When Covid 19 Moved In
At The Beginning
Right at the beginning I thought Covid 19 won’t reach our boarders. I mean who comes to South Africa? Even when we had 5 cases in March I never imagined South Africa would be where it is right now. I specifically remember Russia and being right behind them in numbers. I watched their numbers climb while we stayed behind. It gave me hope.
As bad as lockdown level 5 was for our country, our economy and so many families, we were always okay. Praise God. We only had fourteen days of doing noting, our school started with a bang at the beginning of week three in lockdown. There was no time to sit around and think of all the different levels, what’s open or even what’s essential. Life pretty much carried on as usual with Barry back at work after only nine days into lockdown.
The only thing that changed in our home was more home cooked meals, much more baking and spending absolute no money on diesel. Level four came and went, level three came and everything started to change.
The Invisible Virus
Numbers started climbing yet no one seemed to really care too much about the “virus.” I mean it’s invisible right? We were careful, the kids didn’t really go out and I only went to town when we needed stuff. Quick coffee dates, wine dates and play dates at home started happening but nothing to serious or to often. Adding two people for a visit to our big family really makes no difference in the numbers. Again how can you fear something that is so invisible? Stats were the closest we got to experience this thing called COVID.
The Invisible Visitor
Friday the 26th June, Barry told me he wasn’t feeling well. I couldn’t determine what exactly his symptoms were, he wasn’t even sure. Maybe flu? Maybe just tired after a long week? Nothing I guessed was the right answer. The weekend came and went and he still wasn’t feeling well. Without any real symptoms accept for “I don’t feel well,” I just gave him Med Lemon with some honey and ginger.
Taking Time Down
He decided to stay home on Monday. Monday became Tuesday and Wednesday. We contemplated testing but on what grounds? So we left it. He developed a slight cough and sore throat by Tuesday afternoon, but nothing serious. He remained home. Resting. Taking it easy. He had an important meeting on Thursday and decided to go, he was feeling ready to go face the world. When I saw him home by 1pm I knew something was up. We decided that it was time to go test. We used the Discem testing station at Cradlestone Mall. They assured us that the results will be sent in three days via email or sms.
I started nebulizing him but by Friday he was sick. I also started him on Acc 200 and Corenza C, together with the Med Lemon mix. Saturday came and went, he slept the entire day. I isolated him on Thursday after his test which was day six of not feeling well. His results never came on Saturday and neither on Sunday. I tried calling Discem, the lab and the emergency number but there was no answer.
Sunday was the same, he just slept. He looked and felt better. His only discomfort was a sore chest and tummy. This seemed normal after coughing the way he did. Maybe sore ab muscles? Lunch was his favorite take away because he kept complaining of not being able to taste anything. Needless to say, he couldn’t taste Nando’s either. As the night sky arrived he decided to take a bath and that’s where everything turned.
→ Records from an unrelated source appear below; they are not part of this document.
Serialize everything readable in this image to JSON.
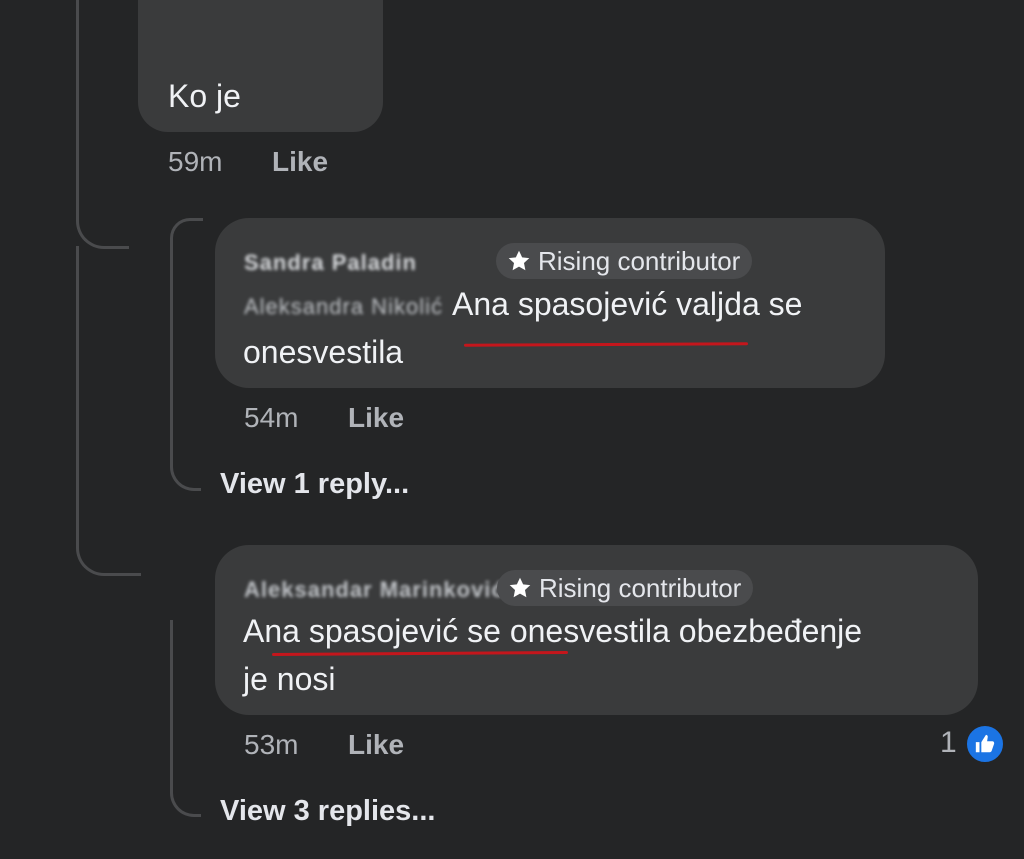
{
  "comments": [
    {
      "text": "Ko je",
      "time": "59m",
      "like_label": "Like"
    },
    {
      "author": "Sandra Paladin",
      "badge": "Rising contributor",
      "mention": "Aleksandra Nikolić",
      "text_line1": "Ana  spasojević valjda se",
      "text_line2": "onesvestila",
      "time": "54m",
      "like_label": "Like",
      "view_replies": "View 1 reply..."
    },
    {
      "author": "Aleksandar Marinković",
      "badge": "Rising contributor",
      "text_line1": "Ana spasojević se onesvestila obezbeđenje",
      "text_line2": "je nosi",
      "time": "53m",
      "like_label": "Like",
      "reaction_count": "1",
      "view_replies": "View 3 replies..."
    }
  ],
  "icons": {
    "badge_icon": "star-icon",
    "reaction_icon": "thumbs-up-icon"
  },
  "colors": {
    "background": "#242526",
    "bubble": "#3a3b3c",
    "badge_bg": "#4a4b4d",
    "like_blue": "#1b74e4",
    "annotation_red": "#c4161c"
  }
}
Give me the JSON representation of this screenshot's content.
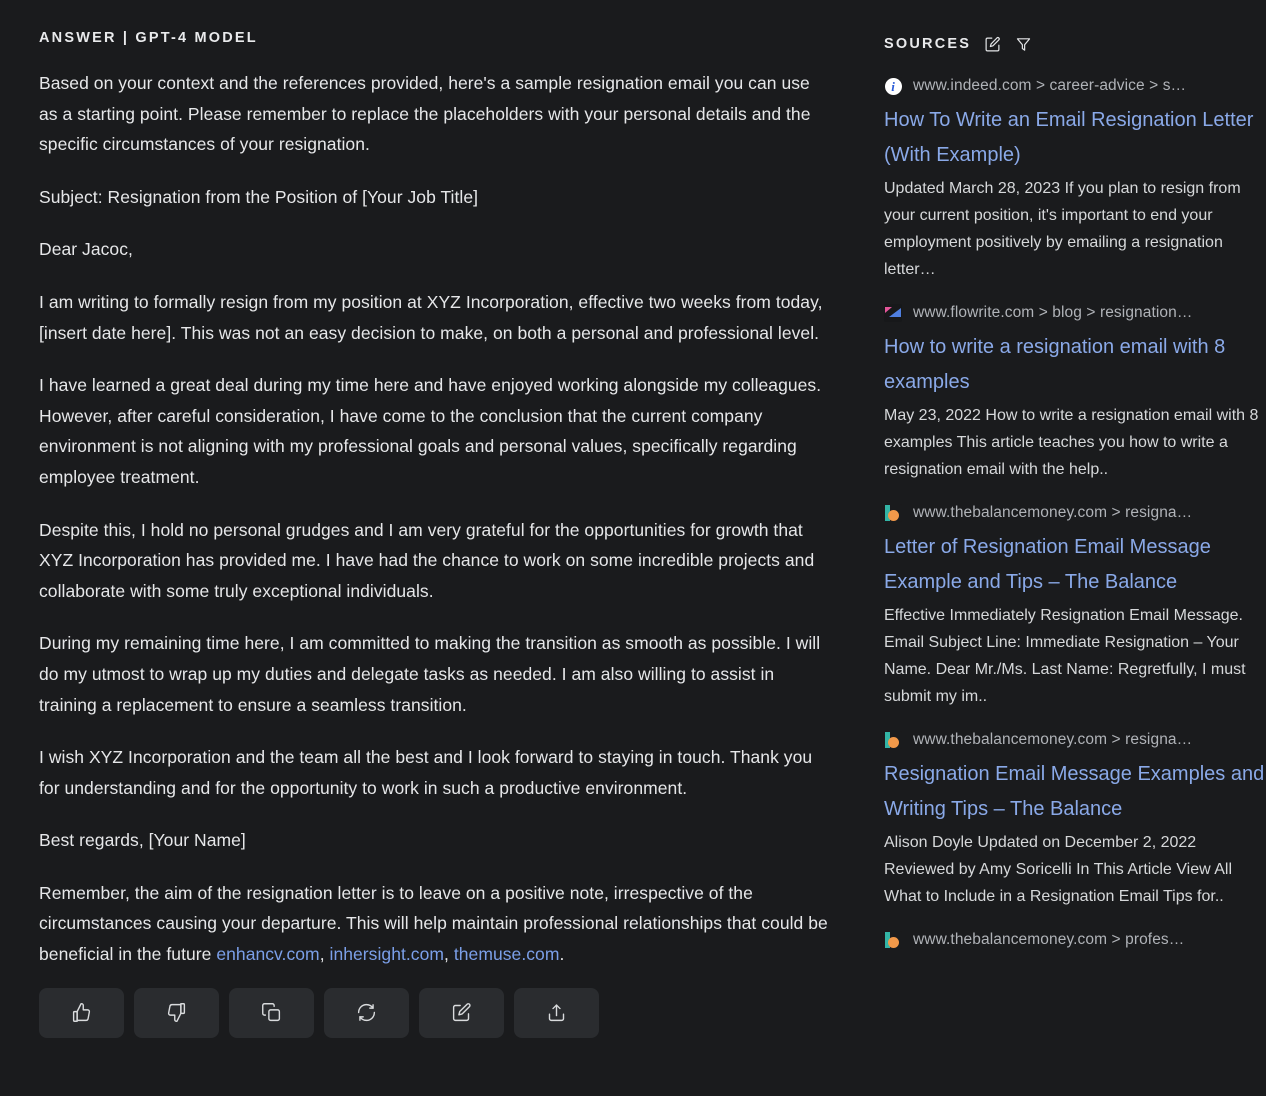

The Dark Night
If I’m telling you I got the fright of my life, I am not lying. Everything changed in an instance. After his bath I dried him and put him into bed with seven blankets. I kept telling him to try calm down but it was pointless. He kept shaking. This is where I decided to take his temperature and it was 38. His heart rate was 145, and that’s when all of a sudden he just couldn’t breath.
I didn’t know what to do. How do you give someone air? Never have I felt so helpless in my life. I tried to calm him so that he could breath deep but he was gasping for air. I opened the doors but that made him cold so I closed it again. His temperature went up to 39.6 in 20 minutes. At this point I knew he had to go to hospital. I tried to calm him. Talking to him. Getting him to focus on my breathing. I’m not sure what worked but it helped.
He didn’t want to go to the hospital. Begged me, but I jumped on the phone and started calling hospitals. Asking if they had beds available. One after another they told me they could assist in the ER but they have no beds should he be admitted. At this stage we were still waiting for his results and did not know if it was COVID 19 or not.
I tried to stay firm and calm. Why firm? He didn’t want to listen to me. He didn’t want to drink, he didn’t want to drink medicine or nebulize. His breathing was better but shallow. He looked exhausted. There but not there. I found a hospital that had beds available. After chatting to my friend Caryn, my dad and brother in law I decided it was time to go.
It was a fight to get him into the car. I found a hospital in Roodepoort which was only 25 minutes away. Once we arrived I had to drop him at the door and leave. I watched him go through the doors, alone, and remember thinking ten days after he started feeling funny, “I don’t know if I will ever see him again.”
I didn’t stop at the traffic lights, feeling exhausted, scared and emotional. Covid 19 moved in without us knowing, without a warning, without any possible signs and without results that came in time.
To be continued…:..